This issue explores: Driving Miss Daisy and other provocative cinema, NASCAR legends on how Bill France broke their union; Clyde Edgerton’s fight for creative freedom; the basketball coach who resisted segregation; photos from southern graveyards; and forty defining moments of the twentieth-century South.
"What's next -- a Charles Manson retrospective?"
"Who could be freer than one of these stock-car racers moving easily and gloriously between the glamour of moonshining and the thrill of roaring engines on dirt tracks, with plenty of hard living, hard partying, and wild women at every stage?"
"'I have a pistol and I know how to use it. I've used it before.'"
"Freezing time is a tricky science."
"'Now, Miss Daisy, somebody done bomb that temple back yonder, and you know it.'"
"'There were a lot of people who supported Clyde, but they just did not feel comfortable voicing any kind of support. There was this element of fear.'"
"One of the best ways to play the game is avoid confrontation. The next is to make the adversary ridiculous."
"The subtle yet significant distance established between the speaker of this persona poem and its author asks us here at the beginning of the 21st century whether much has changed."

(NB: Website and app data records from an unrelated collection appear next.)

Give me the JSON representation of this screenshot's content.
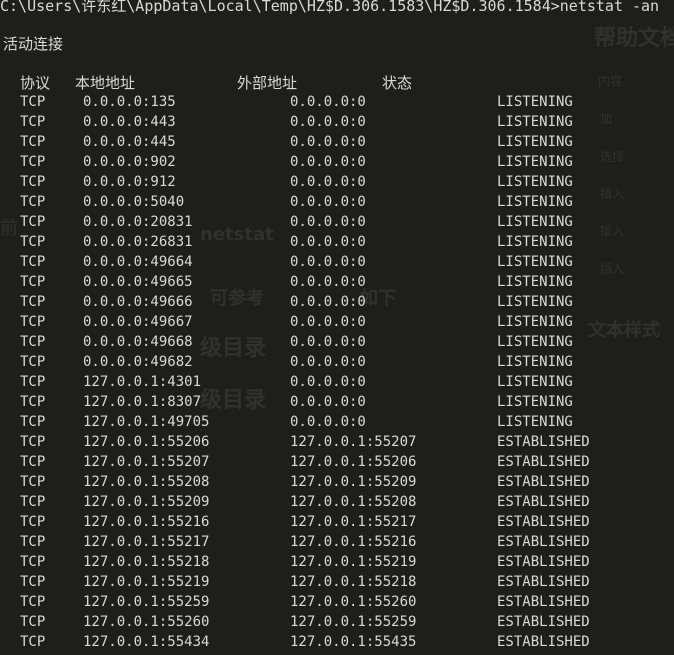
{
  "window": {
    "command_line": "C:\\Users\\许东红\\AppData\\Local\\Temp\\HZ$D.306.1583\\HZ$D.306.1584>netstat -an"
  },
  "section": {
    "title": "活动连接"
  },
  "table": {
    "headers": {
      "protocol": "协议",
      "local": "本地地址",
      "foreign": "外部地址",
      "state": "状态"
    },
    "rows": [
      {
        "protocol": "TCP",
        "local": "0.0.0.0:135",
        "foreign": "0.0.0.0:0",
        "state": "LISTENING"
      },
      {
        "protocol": "TCP",
        "local": "0.0.0.0:443",
        "foreign": "0.0.0.0:0",
        "state": "LISTENING"
      },
      {
        "protocol": "TCP",
        "local": "0.0.0.0:445",
        "foreign": "0.0.0.0:0",
        "state": "LISTENING"
      },
      {
        "protocol": "TCP",
        "local": "0.0.0.0:902",
        "foreign": "0.0.0.0:0",
        "state": "LISTENING"
      },
      {
        "protocol": "TCP",
        "local": "0.0.0.0:912",
        "foreign": "0.0.0.0:0",
        "state": "LISTENING"
      },
      {
        "protocol": "TCP",
        "local": "0.0.0.0:5040",
        "foreign": "0.0.0.0:0",
        "state": "LISTENING"
      },
      {
        "protocol": "TCP",
        "local": "0.0.0.0:20831",
        "foreign": "0.0.0.0:0",
        "state": "LISTENING"
      },
      {
        "protocol": "TCP",
        "local": "0.0.0.0:26831",
        "foreign": "0.0.0.0:0",
        "state": "LISTENING"
      },
      {
        "protocol": "TCP",
        "local": "0.0.0.0:49664",
        "foreign": "0.0.0.0:0",
        "state": "LISTENING"
      },
      {
        "protocol": "TCP",
        "local": "0.0.0.0:49665",
        "foreign": "0.0.0.0:0",
        "state": "LISTENING"
      },
      {
        "protocol": "TCP",
        "local": "0.0.0.0:49666",
        "foreign": "0.0.0.0:0",
        "state": "LISTENING"
      },
      {
        "protocol": "TCP",
        "local": "0.0.0.0:49667",
        "foreign": "0.0.0.0:0",
        "state": "LISTENING"
      },
      {
        "protocol": "TCP",
        "local": "0.0.0.0:49668",
        "foreign": "0.0.0.0:0",
        "state": "LISTENING"
      },
      {
        "protocol": "TCP",
        "local": "0.0.0.0:49682",
        "foreign": "0.0.0.0:0",
        "state": "LISTENING"
      },
      {
        "protocol": "TCP",
        "local": "127.0.0.1:4301",
        "foreign": "0.0.0.0:0",
        "state": "LISTENING"
      },
      {
        "protocol": "TCP",
        "local": "127.0.0.1:8307",
        "foreign": "0.0.0.0:0",
        "state": "LISTENING"
      },
      {
        "protocol": "TCP",
        "local": "127.0.0.1:49705",
        "foreign": "0.0.0.0:0",
        "state": "LISTENING"
      },
      {
        "protocol": "TCP",
        "local": "127.0.0.1:55206",
        "foreign": "127.0.0.1:55207",
        "state": "ESTABLISHED"
      },
      {
        "protocol": "TCP",
        "local": "127.0.0.1:55207",
        "foreign": "127.0.0.1:55206",
        "state": "ESTABLISHED"
      },
      {
        "protocol": "TCP",
        "local": "127.0.0.1:55208",
        "foreign": "127.0.0.1:55209",
        "state": "ESTABLISHED"
      },
      {
        "protocol": "TCP",
        "local": "127.0.0.1:55209",
        "foreign": "127.0.0.1:55208",
        "state": "ESTABLISHED"
      },
      {
        "protocol": "TCP",
        "local": "127.0.0.1:55216",
        "foreign": "127.0.0.1:55217",
        "state": "ESTABLISHED"
      },
      {
        "protocol": "TCP",
        "local": "127.0.0.1:55217",
        "foreign": "127.0.0.1:55216",
        "state": "ESTABLISHED"
      },
      {
        "protocol": "TCP",
        "local": "127.0.0.1:55218",
        "foreign": "127.0.0.1:55219",
        "state": "ESTABLISHED"
      },
      {
        "protocol": "TCP",
        "local": "127.0.0.1:55219",
        "foreign": "127.0.0.1:55218",
        "state": "ESTABLISHED"
      },
      {
        "protocol": "TCP",
        "local": "127.0.0.1:55259",
        "foreign": "127.0.0.1:55260",
        "state": "ESTABLISHED"
      },
      {
        "protocol": "TCP",
        "local": "127.0.0.1:55260",
        "foreign": "127.0.0.1:55259",
        "state": "ESTABLISHED"
      },
      {
        "protocol": "TCP",
        "local": "127.0.0.1:55434",
        "foreign": "127.0.0.1:55435",
        "state": "ESTABLISHED"
      }
    ]
  },
  "background": {
    "right_heading_1": "帮助文档",
    "right_heading_2": "文本样式",
    "left_fragment": "前",
    "right_short_1": "内容",
    "right_short_2": "加",
    "right_short_3": "选择",
    "right_short_4": "插入",
    "right_short_5": "插入",
    "right_short_6": "插入",
    "mid_heading_1": "级目录",
    "mid_heading_2": "级目录",
    "mid_text_1": "netstat",
    "mid_text_2": "可参考",
    "mid_text_3": "如下",
    "colors": {
      "background": "#1e1f1b",
      "foreground": "#d9d9d9"
    }
  }
}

"It will surprise no one to see that the two big stories of the twentieth-century South are the transition from an agricultural to an urban society and the transformation effected by the Civil Rights movement."
"'No shirt, no sleeves, no service. . . . No guns.'"